What you will do
Using the entries that follow, give the number of lines containing the string "colors". Write nothing besides that number.

(Entries from a dataset of interfaces)
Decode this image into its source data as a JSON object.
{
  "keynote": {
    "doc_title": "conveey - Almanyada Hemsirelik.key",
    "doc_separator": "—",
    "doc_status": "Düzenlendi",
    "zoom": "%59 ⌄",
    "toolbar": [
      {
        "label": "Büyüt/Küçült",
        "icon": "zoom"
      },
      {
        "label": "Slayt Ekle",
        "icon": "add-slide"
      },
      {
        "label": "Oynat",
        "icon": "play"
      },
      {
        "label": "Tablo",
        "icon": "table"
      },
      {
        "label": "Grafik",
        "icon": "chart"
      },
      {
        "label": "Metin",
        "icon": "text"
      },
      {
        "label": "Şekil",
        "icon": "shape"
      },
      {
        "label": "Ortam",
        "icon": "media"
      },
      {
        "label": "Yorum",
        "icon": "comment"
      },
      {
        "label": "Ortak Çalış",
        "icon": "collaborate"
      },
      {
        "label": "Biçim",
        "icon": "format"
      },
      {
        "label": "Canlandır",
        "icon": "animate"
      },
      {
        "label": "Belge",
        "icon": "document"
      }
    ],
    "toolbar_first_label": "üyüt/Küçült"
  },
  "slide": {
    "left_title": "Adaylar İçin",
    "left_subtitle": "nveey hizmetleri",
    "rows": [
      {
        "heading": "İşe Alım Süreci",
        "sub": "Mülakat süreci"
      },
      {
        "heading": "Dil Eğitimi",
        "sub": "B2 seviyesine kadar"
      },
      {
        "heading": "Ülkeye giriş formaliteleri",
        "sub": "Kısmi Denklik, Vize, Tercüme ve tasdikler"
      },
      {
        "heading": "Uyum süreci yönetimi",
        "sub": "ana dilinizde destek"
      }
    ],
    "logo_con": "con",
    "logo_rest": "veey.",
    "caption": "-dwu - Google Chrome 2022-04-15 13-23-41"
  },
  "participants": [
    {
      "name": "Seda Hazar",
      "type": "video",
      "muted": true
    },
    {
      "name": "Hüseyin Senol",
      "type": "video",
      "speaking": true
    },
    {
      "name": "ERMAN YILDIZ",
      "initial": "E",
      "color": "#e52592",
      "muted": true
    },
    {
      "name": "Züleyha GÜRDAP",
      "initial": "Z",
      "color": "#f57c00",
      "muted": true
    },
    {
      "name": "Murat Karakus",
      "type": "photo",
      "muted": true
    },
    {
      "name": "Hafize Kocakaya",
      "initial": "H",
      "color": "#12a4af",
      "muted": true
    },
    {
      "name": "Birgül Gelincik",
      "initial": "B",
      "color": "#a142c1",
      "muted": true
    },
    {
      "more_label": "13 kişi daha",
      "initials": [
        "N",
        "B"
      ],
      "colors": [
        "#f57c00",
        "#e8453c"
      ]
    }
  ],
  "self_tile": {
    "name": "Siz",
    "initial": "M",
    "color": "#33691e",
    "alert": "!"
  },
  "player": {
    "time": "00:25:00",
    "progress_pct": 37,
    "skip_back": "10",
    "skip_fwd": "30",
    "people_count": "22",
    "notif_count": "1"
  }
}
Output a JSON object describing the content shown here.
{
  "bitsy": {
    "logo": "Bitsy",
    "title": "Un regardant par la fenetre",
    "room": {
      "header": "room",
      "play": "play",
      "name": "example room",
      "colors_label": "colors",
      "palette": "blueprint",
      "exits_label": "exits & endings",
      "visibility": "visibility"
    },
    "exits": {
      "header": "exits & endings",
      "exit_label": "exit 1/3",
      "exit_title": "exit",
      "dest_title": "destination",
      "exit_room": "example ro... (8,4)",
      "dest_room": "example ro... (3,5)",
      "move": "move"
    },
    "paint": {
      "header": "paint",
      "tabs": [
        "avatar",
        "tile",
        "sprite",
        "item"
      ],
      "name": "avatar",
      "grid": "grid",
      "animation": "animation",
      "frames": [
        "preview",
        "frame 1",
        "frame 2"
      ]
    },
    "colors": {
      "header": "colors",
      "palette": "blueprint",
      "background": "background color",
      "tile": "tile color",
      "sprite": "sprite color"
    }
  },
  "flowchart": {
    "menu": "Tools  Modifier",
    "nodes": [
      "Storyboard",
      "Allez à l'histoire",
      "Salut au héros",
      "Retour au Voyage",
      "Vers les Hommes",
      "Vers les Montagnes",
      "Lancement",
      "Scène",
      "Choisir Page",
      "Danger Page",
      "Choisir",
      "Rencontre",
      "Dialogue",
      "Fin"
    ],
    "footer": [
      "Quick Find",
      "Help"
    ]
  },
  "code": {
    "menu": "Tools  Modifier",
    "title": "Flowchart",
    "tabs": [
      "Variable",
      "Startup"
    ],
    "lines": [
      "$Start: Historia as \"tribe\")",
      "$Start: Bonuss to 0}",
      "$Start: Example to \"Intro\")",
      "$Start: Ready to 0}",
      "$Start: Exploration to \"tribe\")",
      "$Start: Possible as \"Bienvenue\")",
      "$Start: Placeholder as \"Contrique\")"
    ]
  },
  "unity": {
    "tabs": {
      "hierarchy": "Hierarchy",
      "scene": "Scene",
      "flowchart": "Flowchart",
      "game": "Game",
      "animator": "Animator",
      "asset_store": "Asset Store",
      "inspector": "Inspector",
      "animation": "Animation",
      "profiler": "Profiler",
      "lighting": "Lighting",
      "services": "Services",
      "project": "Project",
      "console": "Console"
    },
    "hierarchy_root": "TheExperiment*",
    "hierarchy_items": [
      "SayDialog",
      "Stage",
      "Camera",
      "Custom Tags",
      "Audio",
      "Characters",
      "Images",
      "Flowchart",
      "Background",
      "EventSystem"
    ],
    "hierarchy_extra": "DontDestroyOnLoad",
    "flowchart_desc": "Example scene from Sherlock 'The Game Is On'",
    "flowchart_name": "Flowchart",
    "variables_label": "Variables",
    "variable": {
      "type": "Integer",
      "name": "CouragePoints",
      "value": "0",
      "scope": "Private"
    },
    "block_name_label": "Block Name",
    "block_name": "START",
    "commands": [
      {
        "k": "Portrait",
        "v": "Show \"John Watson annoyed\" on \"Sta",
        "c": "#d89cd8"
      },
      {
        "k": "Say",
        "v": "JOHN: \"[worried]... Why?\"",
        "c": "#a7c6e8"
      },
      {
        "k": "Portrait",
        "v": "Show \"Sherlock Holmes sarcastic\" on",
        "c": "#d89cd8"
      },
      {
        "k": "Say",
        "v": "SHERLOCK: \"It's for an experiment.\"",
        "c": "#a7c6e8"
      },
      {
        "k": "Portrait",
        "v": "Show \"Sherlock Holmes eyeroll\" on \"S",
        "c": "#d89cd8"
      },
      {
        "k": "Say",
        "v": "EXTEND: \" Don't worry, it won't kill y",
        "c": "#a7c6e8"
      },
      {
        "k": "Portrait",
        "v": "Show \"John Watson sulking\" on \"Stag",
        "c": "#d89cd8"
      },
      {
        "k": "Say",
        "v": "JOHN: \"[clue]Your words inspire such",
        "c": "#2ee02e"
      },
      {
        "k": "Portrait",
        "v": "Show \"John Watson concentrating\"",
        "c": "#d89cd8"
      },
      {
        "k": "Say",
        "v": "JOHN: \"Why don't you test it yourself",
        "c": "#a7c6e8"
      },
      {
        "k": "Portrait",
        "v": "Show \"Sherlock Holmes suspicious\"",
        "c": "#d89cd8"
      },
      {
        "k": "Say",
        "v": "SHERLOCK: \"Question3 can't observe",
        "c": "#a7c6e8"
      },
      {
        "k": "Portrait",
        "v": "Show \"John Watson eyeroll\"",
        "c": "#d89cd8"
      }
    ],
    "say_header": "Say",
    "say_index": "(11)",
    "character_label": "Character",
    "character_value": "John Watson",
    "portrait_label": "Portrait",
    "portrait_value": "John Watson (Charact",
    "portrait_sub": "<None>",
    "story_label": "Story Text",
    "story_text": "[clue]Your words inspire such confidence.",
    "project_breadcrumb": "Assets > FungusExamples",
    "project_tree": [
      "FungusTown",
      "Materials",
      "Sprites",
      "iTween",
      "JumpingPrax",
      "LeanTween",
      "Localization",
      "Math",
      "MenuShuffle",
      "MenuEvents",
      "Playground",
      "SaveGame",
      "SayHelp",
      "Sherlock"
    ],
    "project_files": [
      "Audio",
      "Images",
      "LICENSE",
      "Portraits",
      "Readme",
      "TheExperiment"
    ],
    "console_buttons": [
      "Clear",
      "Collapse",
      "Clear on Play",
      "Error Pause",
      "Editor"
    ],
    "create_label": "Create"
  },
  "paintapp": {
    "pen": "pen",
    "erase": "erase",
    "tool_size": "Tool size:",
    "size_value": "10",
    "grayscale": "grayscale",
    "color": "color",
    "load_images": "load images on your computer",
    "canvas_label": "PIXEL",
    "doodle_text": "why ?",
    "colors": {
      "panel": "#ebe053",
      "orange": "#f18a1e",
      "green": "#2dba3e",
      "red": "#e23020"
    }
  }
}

Exercise answer
5